Material supplied:
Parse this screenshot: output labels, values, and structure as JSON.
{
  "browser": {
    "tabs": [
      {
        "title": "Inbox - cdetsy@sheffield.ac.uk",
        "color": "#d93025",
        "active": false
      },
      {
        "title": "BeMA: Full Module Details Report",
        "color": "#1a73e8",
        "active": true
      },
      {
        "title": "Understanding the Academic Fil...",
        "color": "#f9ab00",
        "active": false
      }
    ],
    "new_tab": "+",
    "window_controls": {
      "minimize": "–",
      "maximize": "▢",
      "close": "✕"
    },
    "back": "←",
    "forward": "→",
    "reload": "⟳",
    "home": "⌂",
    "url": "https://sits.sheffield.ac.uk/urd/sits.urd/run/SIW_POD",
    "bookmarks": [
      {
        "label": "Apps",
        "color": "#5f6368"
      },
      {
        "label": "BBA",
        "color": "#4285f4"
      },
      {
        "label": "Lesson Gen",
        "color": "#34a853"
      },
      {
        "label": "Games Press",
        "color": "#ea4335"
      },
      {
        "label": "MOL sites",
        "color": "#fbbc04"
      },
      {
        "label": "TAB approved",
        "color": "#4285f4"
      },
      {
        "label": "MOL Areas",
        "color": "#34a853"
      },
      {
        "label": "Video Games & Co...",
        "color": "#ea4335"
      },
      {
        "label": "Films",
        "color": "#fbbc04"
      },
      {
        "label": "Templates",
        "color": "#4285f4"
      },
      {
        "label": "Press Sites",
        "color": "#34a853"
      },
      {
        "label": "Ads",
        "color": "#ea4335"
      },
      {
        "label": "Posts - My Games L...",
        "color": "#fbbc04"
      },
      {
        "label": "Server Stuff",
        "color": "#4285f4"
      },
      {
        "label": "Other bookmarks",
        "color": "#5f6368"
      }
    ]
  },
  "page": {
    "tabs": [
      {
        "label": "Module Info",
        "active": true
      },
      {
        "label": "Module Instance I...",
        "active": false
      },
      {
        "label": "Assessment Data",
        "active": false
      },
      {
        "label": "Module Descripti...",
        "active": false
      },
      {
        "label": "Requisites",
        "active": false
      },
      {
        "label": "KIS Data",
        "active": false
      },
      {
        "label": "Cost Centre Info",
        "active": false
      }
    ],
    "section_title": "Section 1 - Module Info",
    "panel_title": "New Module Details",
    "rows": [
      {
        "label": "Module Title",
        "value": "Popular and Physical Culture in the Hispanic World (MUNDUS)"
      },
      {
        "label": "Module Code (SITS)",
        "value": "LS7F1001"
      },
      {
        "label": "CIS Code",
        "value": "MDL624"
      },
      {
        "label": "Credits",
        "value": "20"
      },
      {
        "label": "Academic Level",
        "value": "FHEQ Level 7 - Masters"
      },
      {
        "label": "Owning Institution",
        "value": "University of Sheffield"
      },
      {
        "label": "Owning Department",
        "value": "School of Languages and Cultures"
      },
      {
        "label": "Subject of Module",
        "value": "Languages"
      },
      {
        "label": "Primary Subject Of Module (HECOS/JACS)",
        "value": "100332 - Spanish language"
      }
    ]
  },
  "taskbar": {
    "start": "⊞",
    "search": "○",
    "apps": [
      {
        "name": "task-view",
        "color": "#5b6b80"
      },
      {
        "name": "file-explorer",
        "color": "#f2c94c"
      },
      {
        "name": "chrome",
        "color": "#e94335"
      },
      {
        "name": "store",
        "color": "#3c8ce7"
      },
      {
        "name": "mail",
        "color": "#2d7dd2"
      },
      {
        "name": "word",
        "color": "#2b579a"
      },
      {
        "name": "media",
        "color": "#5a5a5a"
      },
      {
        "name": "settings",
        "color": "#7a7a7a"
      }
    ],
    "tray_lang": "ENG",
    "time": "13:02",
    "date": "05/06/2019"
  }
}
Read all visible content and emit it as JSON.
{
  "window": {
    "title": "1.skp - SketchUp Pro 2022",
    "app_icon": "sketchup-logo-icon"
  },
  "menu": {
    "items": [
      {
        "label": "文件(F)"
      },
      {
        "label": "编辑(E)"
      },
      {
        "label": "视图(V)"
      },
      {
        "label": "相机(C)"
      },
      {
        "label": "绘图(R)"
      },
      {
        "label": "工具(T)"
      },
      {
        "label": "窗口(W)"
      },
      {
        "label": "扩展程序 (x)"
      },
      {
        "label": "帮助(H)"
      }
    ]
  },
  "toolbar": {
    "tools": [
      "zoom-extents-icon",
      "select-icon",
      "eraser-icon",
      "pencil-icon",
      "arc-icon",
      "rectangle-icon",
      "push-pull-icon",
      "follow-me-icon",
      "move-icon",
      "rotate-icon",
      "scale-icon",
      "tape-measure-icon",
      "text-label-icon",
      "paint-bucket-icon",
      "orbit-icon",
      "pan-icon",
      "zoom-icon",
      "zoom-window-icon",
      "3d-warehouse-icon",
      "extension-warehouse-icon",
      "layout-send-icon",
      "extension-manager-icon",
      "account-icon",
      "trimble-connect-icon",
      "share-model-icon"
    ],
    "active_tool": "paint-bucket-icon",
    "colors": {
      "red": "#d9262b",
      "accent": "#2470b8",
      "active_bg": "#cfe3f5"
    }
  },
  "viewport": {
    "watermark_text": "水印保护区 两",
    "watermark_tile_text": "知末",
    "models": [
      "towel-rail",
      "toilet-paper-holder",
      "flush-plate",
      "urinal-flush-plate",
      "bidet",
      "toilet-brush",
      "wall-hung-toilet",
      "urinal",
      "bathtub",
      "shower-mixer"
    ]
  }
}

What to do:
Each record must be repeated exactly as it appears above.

Exercise answer:
Parse this screenshot: output labels, values, and structure as JSON.
{
  "browser": {
    "tabs": [
      {
        "title": "Inbox - cdetsy@sheffield.ac.uk",
        "color": "#d93025",
        "active": false
      },
      {
        "title": "BeMA: Full Module Details Report",
        "color": "#1a73e8",
        "active": true
      },
      {
        "title": "Understanding the Academic Fil...",
        "color": "#f9ab00",
        "active": false
      }
    ],
    "new_tab": "+",
    "window_controls": {
      "minimize": "–",
      "maximize": "▢",
      "close": "✕"
    },
    "back": "←",
    "forward": "→",
    "reload": "⟳",
    "home": "⌂",
    "url": "https://sits.sheffield.ac.uk/urd/sits.urd/run/SIW_POD",
    "bookmarks": [
      {
        "label": "Apps",
        "color": "#5f6368"
      },
      {
        "label": "BBA",
        "color": "#4285f4"
      },
      {
        "label": "Lesson Gen",
        "color": "#34a853"
      },
      {
        "label": "Games Press",
        "color": "#ea4335"
      },
      {
        "label": "MOL sites",
        "color": "#fbbc04"
      },
      {
        "label": "TAB approved",
        "color": "#4285f4"
      },
      {
        "label": "MOL Areas",
        "color": "#34a853"
      },
      {
        "label": "Video Games & Co...",
        "color": "#ea4335"
      },
      {
        "label": "Films",
        "color": "#fbbc04"
      },
      {
        "label": "Templates",
        "color": "#4285f4"
      },
      {
        "label": "Press Sites",
        "color": "#34a853"
      },
      {
        "label": "Ads",
        "color": "#ea4335"
      },
      {
        "label": "Posts - My Games L...",
        "color": "#fbbc04"
      },
      {
        "label": "Server Stuff",
        "color": "#4285f4"
      },
      {
        "label": "Other bookmarks",
        "color": "#5f6368"
      }
    ]
  },
  "page": {
    "tabs": [
      {
        "label": "Module Info",
        "active": true
      },
      {
        "label": "Module Instance I...",
        "active": false
      },
      {
        "label": "Assessment Data",
        "active": false
      },
      {
        "label": "Module Descripti...",
        "active": false
      },
      {
        "label": "Requisites",
        "active": false
      },
      {
        "label": "KIS Data",
        "active": false
      },
      {
        "label": "Cost Centre Info",
        "active": false
      }
    ],
    "section_title": "Section 1 - Module Info",
    "panel_title": "New Module Details",
    "rows": [
      {
        "label": "Module Title",
        "value": "Popular and Physical Culture in the Hispanic World (MUNDUS)"
      },
      {
        "label": "Module Code (SITS)",
        "value": "LS7F1001"
      },
      {
        "label": "CIS Code",
        "value": "MDL624"
      },
      {
        "label": "Credits",
        "value": "20"
      },
      {
        "label": "Academic Level",
        "value": "FHEQ Level 7 - Masters"
      },
      {
        "label": "Owning Institution",
        "value": "University of Sheffield"
      },
      {
        "label": "Owning Department",
        "value": "School of Languages and Cultures"
      },
      {
        "label": "Subject of Module",
        "value": "Languages"
      },
      {
        "label": "Primary Subject Of Module (HECOS/JACS)",
        "value": "100332 - Spanish language"
      }
    ]
  },
  "taskbar": {
    "start": "⊞",
    "search": "○",
    "apps": [
      {
        "name": "task-view",
        "color": "#5b6b80"
      },
      {
        "name": "file-explorer",
        "color": "#f2c94c"
      },
      {
        "name": "chrome",
        "color": "#e94335"
      },
      {
        "name": "store",
        "color": "#3c8ce7"
      },
      {
        "name": "mail",
        "color": "#2d7dd2"
      },
      {
        "name": "word",
        "color": "#2b579a"
      },
      {
        "name": "media",
        "color": "#5a5a5a"
      },
      {
        "name": "settings",
        "color": "#7a7a7a"
      }
    ],
    "tray_lang": "ENG",
    "time": "13:02",
    "date": "05/06/2019"
  }
}
Read all visible content and emit it as JSON.
{
  "window": {
    "title": "1.skp - SketchUp Pro 2022",
    "app_icon": "sketchup-logo-icon"
  },
  "menu": {
    "items": [
      {
        "label": "文件(F)"
      },
      {
        "label": "编辑(E)"
      },
      {
        "label": "视图(V)"
      },
      {
        "label": "相机(C)"
      },
      {
        "label": "绘图(R)"
      },
      {
        "label": "工具(T)"
      },
      {
        "label": "窗口(W)"
      },
      {
        "label": "扩展程序 (x)"
      },
      {
        "label": "帮助(H)"
      }
    ]
  },
  "toolbar": {
    "tools": [
      "zoom-extents-icon",
      "select-icon",
      "eraser-icon",
      "pencil-icon",
      "arc-icon",
      "rectangle-icon",
      "push-pull-icon",
      "follow-me-icon",
      "move-icon",
      "rotate-icon",
      "scale-icon",
      "tape-measure-icon",
      "text-label-icon",
      "paint-bucket-icon",
      "orbit-icon",
      "pan-icon",
      "zoom-icon",
      "zoom-window-icon",
      "3d-warehouse-icon",
      "extension-warehouse-icon",
      "layout-send-icon",
      "extension-manager-icon",
      "account-icon",
      "trimble-connect-icon",
      "share-model-icon"
    ],
    "active_tool": "paint-bucket-icon",
    "colors": {
      "red": "#d9262b",
      "accent": "#2470b8",
      "active_bg": "#cfe3f5"
    }
  },
  "viewport": {
    "watermark_text": "水印保护区 两",
    "watermark_tile_text": "知末",
    "models": [
      "towel-rail",
      "toilet-paper-holder",
      "flush-plate",
      "urinal-flush-plate",
      "bidet",
      "toilet-brush",
      "wall-hung-toilet",
      "urinal",
      "bathtub",
      "shower-mixer"
    ]
  }
}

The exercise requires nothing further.